[Start of Attachment]

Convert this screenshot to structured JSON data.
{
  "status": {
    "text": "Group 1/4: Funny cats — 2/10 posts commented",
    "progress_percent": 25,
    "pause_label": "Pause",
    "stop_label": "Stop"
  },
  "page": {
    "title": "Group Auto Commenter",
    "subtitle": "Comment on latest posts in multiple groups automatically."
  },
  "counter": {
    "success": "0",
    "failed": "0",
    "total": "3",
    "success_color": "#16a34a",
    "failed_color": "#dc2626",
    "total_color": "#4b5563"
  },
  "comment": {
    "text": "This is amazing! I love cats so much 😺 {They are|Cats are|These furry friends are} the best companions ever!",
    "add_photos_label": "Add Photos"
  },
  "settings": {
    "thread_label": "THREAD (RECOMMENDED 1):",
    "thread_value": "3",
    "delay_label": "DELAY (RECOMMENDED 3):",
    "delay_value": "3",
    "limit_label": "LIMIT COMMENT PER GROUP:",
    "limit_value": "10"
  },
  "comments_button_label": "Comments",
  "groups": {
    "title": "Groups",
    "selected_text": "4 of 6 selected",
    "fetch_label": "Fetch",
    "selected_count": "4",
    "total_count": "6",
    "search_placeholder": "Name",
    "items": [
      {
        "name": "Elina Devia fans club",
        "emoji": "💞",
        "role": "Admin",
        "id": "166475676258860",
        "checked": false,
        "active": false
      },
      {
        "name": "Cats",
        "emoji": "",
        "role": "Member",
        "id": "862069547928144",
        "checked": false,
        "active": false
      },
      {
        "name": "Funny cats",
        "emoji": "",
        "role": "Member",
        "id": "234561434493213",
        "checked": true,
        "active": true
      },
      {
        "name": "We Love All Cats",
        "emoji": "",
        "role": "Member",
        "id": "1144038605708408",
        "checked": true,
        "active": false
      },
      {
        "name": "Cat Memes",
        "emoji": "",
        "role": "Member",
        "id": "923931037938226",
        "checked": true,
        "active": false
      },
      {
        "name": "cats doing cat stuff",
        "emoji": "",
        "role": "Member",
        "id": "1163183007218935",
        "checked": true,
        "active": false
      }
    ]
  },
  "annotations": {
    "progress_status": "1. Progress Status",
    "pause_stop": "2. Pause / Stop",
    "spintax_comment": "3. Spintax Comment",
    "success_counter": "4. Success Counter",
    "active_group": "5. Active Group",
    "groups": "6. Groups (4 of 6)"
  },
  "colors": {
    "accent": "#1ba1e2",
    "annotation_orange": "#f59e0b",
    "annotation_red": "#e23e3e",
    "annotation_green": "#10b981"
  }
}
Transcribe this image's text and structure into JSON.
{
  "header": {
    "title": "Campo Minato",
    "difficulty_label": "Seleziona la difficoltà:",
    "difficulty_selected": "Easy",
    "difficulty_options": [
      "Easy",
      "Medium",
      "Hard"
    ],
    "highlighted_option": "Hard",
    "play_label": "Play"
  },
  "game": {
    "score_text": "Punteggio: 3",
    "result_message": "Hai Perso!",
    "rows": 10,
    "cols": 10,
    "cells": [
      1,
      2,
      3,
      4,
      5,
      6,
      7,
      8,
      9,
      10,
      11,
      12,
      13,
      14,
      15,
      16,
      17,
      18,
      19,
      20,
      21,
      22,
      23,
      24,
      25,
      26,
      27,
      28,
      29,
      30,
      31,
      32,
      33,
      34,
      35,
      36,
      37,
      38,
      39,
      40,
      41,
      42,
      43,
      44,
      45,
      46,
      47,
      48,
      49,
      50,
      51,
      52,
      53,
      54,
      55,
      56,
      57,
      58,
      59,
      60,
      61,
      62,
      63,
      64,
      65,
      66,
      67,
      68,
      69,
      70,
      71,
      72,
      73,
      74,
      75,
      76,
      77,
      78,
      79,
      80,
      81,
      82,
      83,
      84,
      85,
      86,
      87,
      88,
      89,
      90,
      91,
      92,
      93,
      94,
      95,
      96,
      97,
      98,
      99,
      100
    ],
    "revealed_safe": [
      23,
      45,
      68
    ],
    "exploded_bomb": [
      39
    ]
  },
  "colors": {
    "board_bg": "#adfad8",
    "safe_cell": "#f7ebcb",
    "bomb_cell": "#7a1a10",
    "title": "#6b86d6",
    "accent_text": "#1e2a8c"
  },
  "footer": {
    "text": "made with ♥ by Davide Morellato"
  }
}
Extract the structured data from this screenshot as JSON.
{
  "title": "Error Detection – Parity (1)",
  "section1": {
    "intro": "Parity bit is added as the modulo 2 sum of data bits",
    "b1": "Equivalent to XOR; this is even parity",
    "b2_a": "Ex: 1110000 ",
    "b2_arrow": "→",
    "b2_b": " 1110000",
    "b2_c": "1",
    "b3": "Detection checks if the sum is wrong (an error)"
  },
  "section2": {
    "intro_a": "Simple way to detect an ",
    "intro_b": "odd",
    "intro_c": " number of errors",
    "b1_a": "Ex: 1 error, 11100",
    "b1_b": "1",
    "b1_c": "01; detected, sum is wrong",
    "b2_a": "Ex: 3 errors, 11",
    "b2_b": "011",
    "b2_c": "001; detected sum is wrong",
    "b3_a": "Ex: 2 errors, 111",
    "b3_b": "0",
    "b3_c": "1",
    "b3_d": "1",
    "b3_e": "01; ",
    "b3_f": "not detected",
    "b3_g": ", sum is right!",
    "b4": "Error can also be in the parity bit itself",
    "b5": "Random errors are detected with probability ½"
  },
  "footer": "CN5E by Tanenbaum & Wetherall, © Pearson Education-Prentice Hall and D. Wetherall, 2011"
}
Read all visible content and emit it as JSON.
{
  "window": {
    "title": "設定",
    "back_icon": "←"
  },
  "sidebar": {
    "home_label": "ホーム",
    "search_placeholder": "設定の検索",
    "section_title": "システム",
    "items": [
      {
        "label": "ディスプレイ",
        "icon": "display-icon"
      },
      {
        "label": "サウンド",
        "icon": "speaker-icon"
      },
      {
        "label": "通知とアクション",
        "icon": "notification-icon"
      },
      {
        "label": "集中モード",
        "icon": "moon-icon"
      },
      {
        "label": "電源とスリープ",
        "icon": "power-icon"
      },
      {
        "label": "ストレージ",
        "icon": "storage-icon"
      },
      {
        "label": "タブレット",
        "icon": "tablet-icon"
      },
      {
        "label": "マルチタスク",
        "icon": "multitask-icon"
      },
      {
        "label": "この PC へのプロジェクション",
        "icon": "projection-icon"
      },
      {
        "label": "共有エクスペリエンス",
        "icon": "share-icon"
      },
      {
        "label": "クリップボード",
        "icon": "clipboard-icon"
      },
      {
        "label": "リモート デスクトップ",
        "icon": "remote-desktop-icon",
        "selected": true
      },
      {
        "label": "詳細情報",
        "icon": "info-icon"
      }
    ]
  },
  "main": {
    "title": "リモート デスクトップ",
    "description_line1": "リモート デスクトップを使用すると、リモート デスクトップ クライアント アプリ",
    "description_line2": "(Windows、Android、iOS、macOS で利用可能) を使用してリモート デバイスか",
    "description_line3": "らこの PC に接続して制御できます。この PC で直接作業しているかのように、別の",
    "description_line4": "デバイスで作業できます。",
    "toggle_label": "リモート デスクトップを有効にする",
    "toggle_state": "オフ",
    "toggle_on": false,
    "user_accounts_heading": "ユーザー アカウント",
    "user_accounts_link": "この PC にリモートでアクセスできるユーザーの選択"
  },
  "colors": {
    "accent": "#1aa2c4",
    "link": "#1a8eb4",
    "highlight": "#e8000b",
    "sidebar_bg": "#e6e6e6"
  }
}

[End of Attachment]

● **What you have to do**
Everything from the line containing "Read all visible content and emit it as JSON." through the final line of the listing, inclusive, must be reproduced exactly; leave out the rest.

● **Answer to this problem**
Read all visible content and emit it as JSON.
{
  "window": {
    "title": "設定",
    "back_icon": "←"
  },
  "sidebar": {
    "home_label": "ホーム",
    "search_placeholder": "設定の検索",
    "section_title": "システム",
    "items": [
      {
        "label": "ディスプレイ",
        "icon": "display-icon"
      },
      {
        "label": "サウンド",
        "icon": "speaker-icon"
      },
      {
        "label": "通知とアクション",
        "icon": "notification-icon"
      },
      {
        "label": "集中モード",
        "icon": "moon-icon"
      },
      {
        "label": "電源とスリープ",
        "icon": "power-icon"
      },
      {
        "label": "ストレージ",
        "icon": "storage-icon"
      },
      {
        "label": "タブレット",
        "icon": "tablet-icon"
      },
      {
        "label": "マルチタスク",
        "icon": "multitask-icon"
      },
      {
        "label": "この PC へのプロジェクション",
        "icon": "projection-icon"
      },
      {
        "label": "共有エクスペリエンス",
        "icon": "share-icon"
      },
      {
        "label": "クリップボード",
        "icon": "clipboard-icon"
      },
      {
        "label": "リモート デスクトップ",
        "icon": "remote-desktop-icon",
        "selected": true
      },
      {
        "label": "詳細情報",
        "icon": "info-icon"
      }
    ]
  },
  "main": {
    "title": "リモート デスクトップ",
    "description_line1": "リモート デスクトップを使用すると、リモート デスクトップ クライアント アプリ",
    "description_line2": "(Windows、Android、iOS、macOS で利用可能) を使用してリモート デバイスか",
    "description_line3": "らこの PC に接続して制御できます。この PC で直接作業しているかのように、別の",
    "description_line4": "デバイスで作業できます。",
    "toggle_label": "リモート デスクトップを有効にする",
    "toggle_state": "オフ",
    "toggle_on": false,
    "user_accounts_heading": "ユーザー アカウント",
    "user_accounts_link": "この PC にリモートでアクセスできるユーザーの選択"
  },
  "colors": {
    "accent": "#1aa2c4",
    "link": "#1a8eb4",
    "highlight": "#e8000b",
    "sidebar_bg": "#e6e6e6"
  }
}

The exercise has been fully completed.